TextExpander is an app that uses keyboard shortcuts to insert blocks of text, called snippets. My snippets include things like, “The word Black should be capitalized when referring to race, culture, or experience. This follows guidance by the Chicago Manual of Style, AP Stylebook, and the National Association of Black Journalists.” (I just typed “CLblack” for that one. The words are taken from Crystal Yang Shelley’s Conscious Language Toolkit for Editors.)
I have other snippets of oft-used phrases in my queries, such as (AQword): “I’m not sure if this is the right word. Did you mean ‘ ’?” and (AQamb): “Consider rephrasing to avoid ambiguity here. I suggest ‘ ’.”
Some have drop-down fields where I can insert a character’s name, such as the one for head-hopping (AQhh): “Watch out for head-hopping. Try to stay in one character’s head per scene. I suggest cutting this or showing this through behavior that the perspective character, Sally, could observe.”
Sometimes I create a snippet just for that client. For example, right now I’m working on a choose-your-own-adventure book, so I’ve made “AQwtn,” which gives me, “This node appears to be a dead end. Where to next?”
The Power of Word Add-ons

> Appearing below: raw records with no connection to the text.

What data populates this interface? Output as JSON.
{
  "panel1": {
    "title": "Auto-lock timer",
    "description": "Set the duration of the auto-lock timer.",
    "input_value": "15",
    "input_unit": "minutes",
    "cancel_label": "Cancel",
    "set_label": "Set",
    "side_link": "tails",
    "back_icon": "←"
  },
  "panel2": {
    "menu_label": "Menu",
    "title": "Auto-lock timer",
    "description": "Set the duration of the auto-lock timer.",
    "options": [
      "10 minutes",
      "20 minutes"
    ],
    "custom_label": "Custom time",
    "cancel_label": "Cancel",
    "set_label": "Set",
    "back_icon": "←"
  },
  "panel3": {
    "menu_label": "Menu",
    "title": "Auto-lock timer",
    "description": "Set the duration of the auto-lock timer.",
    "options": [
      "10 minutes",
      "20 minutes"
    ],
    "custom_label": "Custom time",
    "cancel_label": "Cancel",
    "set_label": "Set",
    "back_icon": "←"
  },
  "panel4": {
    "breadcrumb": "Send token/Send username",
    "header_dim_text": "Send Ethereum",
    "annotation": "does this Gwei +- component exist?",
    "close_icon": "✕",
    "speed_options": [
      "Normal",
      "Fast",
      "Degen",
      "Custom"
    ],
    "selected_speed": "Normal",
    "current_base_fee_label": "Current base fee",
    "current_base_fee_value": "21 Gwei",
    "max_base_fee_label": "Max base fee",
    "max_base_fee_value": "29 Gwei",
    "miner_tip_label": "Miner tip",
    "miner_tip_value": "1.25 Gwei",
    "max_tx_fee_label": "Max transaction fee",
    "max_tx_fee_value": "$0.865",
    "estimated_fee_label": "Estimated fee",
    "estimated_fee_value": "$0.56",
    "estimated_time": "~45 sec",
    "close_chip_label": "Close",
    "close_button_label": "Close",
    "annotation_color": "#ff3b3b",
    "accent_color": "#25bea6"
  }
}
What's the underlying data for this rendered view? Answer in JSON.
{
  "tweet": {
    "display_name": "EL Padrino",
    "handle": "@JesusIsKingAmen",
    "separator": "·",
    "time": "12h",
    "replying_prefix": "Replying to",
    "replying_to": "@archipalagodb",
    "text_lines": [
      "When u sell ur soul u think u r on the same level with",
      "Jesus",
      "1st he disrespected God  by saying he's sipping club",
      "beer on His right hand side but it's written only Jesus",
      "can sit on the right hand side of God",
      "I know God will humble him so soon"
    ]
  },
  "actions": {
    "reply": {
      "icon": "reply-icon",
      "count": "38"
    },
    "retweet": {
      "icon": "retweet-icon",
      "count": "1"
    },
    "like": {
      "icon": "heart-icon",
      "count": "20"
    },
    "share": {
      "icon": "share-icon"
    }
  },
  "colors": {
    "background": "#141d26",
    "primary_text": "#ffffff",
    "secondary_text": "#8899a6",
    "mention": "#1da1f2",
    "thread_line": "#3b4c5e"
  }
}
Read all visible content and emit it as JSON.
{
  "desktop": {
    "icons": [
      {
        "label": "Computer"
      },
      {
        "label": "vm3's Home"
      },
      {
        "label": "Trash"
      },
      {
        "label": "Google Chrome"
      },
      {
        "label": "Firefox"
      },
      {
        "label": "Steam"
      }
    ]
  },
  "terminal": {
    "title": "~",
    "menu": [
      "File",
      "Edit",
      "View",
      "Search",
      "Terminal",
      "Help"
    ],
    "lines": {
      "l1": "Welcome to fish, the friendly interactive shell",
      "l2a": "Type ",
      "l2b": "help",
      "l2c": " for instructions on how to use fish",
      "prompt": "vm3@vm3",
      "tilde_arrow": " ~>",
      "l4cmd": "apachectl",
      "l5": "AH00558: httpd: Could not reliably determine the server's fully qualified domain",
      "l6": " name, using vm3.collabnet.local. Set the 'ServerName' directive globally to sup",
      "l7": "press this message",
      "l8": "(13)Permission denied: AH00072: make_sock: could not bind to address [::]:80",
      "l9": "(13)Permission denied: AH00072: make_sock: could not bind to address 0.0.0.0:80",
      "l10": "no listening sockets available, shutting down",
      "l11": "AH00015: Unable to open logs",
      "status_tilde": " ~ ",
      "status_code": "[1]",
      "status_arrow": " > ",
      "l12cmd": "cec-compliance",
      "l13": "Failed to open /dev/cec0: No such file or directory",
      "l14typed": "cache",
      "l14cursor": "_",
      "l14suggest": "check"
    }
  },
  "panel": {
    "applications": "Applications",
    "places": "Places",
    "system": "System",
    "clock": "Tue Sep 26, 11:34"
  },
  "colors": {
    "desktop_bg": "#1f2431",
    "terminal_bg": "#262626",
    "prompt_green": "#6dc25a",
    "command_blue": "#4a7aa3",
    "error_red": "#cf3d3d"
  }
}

Some people use Editor’s ToolKit Plus (ETK+) to do the tedious cleanup tasks; it’s basically a huge set of macros with its own toolbar and buttons that you can use to do things like remove extra spaces. I haven’t explored ETK+ much, but it’s on my list. I mostly use PerfectIt 5, especially since they added a way to link it to CMOS, which shaves time off switching between my browser tab and the document, or moving my eyes from my main screen to my secondary screen. Now I can see CMOS right in Word, and I can use it to check consistency with my clients’ house styles, too.
Fast, Accurate Editing
Used together, these tricks make the tedious stuff quicker so I can spend my brain power on the more challenging errors and ambiguities. It also reduces the time it takes me to edit something, and that increases the amount I’m earning per hour. My pre-flight setup of documents, post-flight cleanup, and overall editing time is about 25 percent faster than it was before I started using these tricks, without my accuracy suffering.
If you’re looking for more tips for how to use Word more efficiently in your editing process, I highly recommend the Chartered Institute of Editing and Proofreading’s Word for Practical Editing course. Also consider joining a nearby (or international) editors’ organization, like the CIEP or Editorial Freelancers Association, where members gleefully share tips and tricks with each other. Most of what I’ve shared here originally came from other CIEP members.
Katherine Kirk (Gecko Edit) edits fiction and Tabletop Role-Playing Games (TTRPGs), with an emphasis on imaginary worlds. She puts a lot of effort into making things more effortless and has a bit of a thing for keyboard shortcuts. She can be found furiously mashing away at her keyboard in Ecuador, where she lives halfway up a volcano.
Find her on social media: LinkedIn, Facebook, Twitter, or email Katherine at email@example.com.